Work item: Below are records; report the number of lines in them that include the word "icon", with no other text.

[Dataset rows for apps and sites]
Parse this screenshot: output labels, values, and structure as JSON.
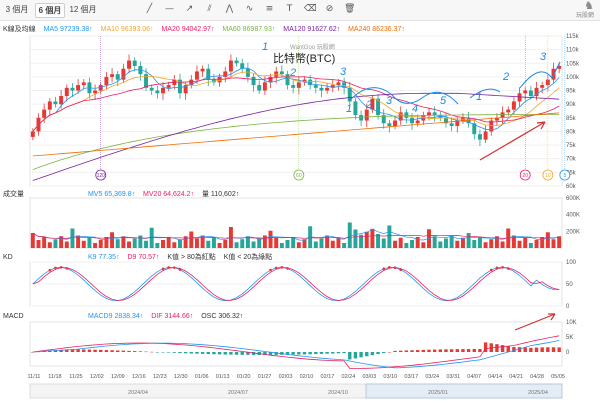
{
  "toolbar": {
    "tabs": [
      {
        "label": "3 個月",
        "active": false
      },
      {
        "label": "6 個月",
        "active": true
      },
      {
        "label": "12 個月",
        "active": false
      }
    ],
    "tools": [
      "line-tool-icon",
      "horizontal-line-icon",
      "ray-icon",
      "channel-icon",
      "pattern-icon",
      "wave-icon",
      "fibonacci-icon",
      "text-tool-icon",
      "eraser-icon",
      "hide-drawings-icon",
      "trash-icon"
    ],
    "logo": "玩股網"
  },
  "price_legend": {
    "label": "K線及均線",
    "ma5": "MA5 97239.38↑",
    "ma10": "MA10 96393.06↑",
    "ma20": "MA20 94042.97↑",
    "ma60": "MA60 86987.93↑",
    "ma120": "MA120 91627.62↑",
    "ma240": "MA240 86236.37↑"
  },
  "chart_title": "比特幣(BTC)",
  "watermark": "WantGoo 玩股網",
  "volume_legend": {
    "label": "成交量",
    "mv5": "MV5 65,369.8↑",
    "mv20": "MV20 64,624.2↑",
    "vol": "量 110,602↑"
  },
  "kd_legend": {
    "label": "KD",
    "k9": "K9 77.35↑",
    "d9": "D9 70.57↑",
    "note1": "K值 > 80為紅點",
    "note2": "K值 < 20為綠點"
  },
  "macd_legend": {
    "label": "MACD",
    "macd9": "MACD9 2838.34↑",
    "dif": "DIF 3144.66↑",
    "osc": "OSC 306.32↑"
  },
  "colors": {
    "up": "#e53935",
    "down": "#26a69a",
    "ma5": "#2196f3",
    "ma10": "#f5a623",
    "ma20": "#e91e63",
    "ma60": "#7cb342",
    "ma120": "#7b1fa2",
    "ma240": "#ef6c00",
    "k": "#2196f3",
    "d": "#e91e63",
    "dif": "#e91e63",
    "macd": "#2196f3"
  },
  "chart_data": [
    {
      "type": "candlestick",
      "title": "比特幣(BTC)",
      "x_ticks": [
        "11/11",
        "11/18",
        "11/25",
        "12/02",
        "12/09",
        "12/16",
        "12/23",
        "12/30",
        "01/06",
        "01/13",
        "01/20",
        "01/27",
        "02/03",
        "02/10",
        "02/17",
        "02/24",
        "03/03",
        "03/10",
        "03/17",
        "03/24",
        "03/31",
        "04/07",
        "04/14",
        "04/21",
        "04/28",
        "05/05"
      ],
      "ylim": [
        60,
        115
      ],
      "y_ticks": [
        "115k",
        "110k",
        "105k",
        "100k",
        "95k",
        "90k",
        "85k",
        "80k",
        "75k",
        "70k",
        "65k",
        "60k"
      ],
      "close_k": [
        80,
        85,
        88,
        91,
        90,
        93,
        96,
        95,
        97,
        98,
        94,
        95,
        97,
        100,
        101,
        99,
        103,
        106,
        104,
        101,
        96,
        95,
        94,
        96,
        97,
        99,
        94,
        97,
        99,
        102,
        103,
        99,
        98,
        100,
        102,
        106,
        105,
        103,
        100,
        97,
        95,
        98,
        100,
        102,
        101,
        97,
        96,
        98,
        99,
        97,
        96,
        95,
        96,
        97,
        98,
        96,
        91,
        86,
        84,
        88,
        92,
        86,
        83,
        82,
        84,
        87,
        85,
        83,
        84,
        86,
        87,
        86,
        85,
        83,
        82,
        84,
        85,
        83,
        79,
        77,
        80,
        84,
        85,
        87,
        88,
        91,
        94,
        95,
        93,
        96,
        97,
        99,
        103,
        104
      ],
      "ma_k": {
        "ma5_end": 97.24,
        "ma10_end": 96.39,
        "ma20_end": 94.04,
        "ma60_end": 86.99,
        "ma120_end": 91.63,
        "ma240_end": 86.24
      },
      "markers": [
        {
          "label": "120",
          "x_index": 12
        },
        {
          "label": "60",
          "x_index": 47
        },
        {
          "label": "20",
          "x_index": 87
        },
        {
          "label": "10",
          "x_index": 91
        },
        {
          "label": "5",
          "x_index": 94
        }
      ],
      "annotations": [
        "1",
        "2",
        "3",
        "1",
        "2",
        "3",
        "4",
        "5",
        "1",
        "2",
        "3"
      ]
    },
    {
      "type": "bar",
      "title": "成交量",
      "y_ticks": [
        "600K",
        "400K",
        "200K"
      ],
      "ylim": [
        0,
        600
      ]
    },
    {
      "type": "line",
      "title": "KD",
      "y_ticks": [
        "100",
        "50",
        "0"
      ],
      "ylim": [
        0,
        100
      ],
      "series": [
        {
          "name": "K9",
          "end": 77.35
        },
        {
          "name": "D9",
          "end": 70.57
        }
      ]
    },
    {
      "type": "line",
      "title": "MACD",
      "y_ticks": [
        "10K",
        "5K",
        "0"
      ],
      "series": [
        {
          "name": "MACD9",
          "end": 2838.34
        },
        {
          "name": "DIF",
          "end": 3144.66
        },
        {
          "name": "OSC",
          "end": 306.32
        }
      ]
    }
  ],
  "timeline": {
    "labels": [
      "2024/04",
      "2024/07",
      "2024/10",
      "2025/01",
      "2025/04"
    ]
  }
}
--
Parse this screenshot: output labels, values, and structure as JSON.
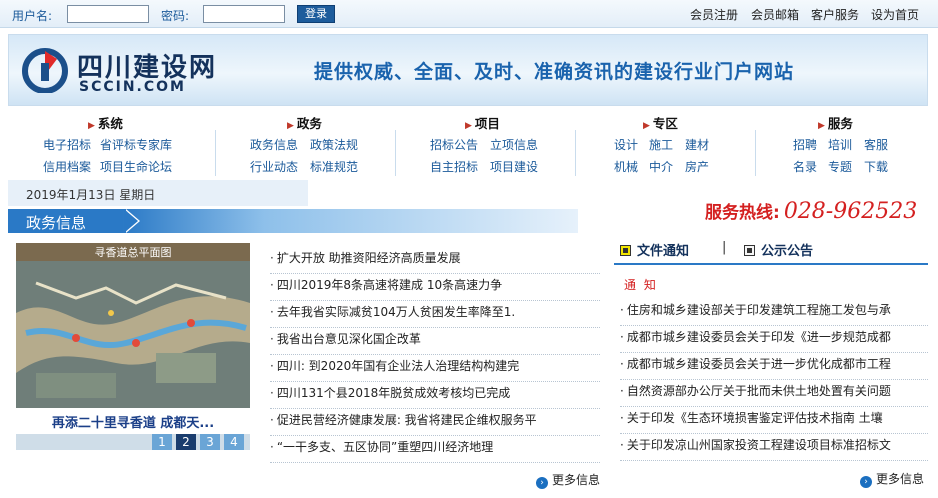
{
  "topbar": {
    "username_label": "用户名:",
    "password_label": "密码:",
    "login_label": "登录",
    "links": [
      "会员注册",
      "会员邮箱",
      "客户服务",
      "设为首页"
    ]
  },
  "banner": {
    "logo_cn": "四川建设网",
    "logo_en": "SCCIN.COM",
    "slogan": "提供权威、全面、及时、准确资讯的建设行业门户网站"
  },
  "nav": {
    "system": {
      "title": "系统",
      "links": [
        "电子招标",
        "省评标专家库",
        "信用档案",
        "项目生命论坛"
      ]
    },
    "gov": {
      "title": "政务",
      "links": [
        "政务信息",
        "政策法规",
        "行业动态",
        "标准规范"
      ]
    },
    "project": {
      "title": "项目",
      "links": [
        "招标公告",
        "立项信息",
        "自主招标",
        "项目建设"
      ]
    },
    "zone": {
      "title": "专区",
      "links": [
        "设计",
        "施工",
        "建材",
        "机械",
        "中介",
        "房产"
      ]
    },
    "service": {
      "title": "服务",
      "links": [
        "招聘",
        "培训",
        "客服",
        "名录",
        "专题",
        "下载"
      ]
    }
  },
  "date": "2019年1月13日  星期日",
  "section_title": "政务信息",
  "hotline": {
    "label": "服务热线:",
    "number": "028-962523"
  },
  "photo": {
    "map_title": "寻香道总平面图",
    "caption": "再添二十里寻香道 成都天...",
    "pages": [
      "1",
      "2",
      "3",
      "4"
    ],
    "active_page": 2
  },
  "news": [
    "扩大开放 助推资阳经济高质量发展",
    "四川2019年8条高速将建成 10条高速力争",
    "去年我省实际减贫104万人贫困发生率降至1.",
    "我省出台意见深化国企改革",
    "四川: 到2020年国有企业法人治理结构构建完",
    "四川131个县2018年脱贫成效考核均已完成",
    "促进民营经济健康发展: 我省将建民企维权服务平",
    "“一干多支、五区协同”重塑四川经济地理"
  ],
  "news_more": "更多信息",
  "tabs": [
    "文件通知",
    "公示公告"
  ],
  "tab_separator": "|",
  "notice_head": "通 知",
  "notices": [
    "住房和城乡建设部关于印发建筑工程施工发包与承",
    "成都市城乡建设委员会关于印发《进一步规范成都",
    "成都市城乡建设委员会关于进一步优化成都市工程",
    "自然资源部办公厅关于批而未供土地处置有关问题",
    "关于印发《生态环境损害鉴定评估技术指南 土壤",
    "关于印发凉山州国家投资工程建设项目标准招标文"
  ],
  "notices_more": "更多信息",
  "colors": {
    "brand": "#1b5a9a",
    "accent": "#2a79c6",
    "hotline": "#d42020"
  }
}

Output below: 11